Albeit he has a dog in this current fight, as manager of Brora Rangers, he will be one of many who is displeased with the way the game in this country has portrayed itself.
Endless bickering and mudslinging, release after release of club statements, the airwaves and web pages polluted with vitriol against one another. All at a time when people are supposed to be working together.
Mackay said: “At the start of the process, it seems as though everyone was all for the greater good of football. ‘We’re all in a pandemic, so let’s do what’s right for Scottish football. We’ll all get together and see what we can come up with’.
“Within a couple of weeks, it’s every man for themselves.
“I know every club has to look after its own interests but for the good of the game a sensible and amicable decision has to be made.
“Maybe that’s an unrealistic expectation but it seems at the start, some good was going to come out of this. But it’s gone in the complete opposite direction.
“The amount of negativity that’s surrounding the whole set-up and the discussions is not great. The mudslinging that’s going on is pretty painful to see and reflects poorly on everyone.”
The scrapping of the pyramid play-offs and then the collapse of reconstruction talks has left Brora and Lowland League champions Kelty on the outside looking in.
The Cattachs, who were comfortably clear at the top of the Highland League when it was called in March, have used every platform possible to make sure they are heard, while not having a seat at the SPFL table.
“I think we’ve been pretty pragmatic in our approach,” added Mackay.
“We’ve always wanted to voice our opinion and give a pretty balanced view on what we want the outcome to be.
“We were pretty firm in what our objective is – to get into the Scottish League. Both ourselves and Kelty have conducted ourselves really well when, as the weeks have gone on, it’s been more frustrating as we’re not a Scottish League club and a lot of our opinions probably don’t carry a great deal of weight with the hierarchy.”
Brora have not yet given up hope on becoming an SPFL side this year.
“We’ll continue to press the case and try and be heard and challenge the outcome that’s come out,” said Mackay.
“How far we can push that remains to be seen but we’ll continue to push that as long as it’s not 100% closed.
“In the background, we’ll be preparing for Highland League football next season and if that’s the case, we’ll do that. From a planning perspective, we’re going to be gearing towards retaining our title.

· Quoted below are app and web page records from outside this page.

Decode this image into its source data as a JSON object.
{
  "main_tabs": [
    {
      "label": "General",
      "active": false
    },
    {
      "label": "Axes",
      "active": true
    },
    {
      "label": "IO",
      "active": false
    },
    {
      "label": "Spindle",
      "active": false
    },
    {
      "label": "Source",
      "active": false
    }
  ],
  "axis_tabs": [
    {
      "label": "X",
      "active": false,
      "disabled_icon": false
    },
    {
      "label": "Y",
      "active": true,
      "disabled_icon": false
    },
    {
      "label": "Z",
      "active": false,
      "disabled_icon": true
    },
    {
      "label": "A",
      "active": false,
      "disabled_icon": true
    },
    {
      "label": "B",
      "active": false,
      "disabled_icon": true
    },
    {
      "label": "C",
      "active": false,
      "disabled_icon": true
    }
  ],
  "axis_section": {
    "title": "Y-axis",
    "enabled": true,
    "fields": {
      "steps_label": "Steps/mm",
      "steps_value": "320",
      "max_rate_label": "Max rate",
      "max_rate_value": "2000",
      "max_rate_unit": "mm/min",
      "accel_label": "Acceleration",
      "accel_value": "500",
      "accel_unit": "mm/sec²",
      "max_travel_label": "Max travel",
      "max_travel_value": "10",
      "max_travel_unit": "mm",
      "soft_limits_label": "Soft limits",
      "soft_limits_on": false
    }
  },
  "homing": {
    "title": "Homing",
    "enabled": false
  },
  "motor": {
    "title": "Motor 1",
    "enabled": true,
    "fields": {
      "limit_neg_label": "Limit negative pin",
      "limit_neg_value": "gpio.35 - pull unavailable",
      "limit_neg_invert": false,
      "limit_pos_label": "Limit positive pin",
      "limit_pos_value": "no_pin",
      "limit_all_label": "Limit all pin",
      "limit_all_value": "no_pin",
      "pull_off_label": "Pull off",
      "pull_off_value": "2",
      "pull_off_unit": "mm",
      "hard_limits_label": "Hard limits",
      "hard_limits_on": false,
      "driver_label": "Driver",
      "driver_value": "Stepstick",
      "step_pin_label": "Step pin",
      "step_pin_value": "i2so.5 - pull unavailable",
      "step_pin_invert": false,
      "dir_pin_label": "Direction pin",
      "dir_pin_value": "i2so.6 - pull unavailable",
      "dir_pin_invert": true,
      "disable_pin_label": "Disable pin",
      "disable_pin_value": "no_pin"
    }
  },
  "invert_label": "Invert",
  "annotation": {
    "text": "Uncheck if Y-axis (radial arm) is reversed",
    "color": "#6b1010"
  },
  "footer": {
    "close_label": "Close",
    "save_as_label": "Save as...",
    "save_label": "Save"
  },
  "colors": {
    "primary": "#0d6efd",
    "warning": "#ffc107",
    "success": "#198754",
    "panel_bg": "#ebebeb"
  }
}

“At the same time, we’ll still be challenging and see if there’s a way where the Scottish League will reconsider their decision.”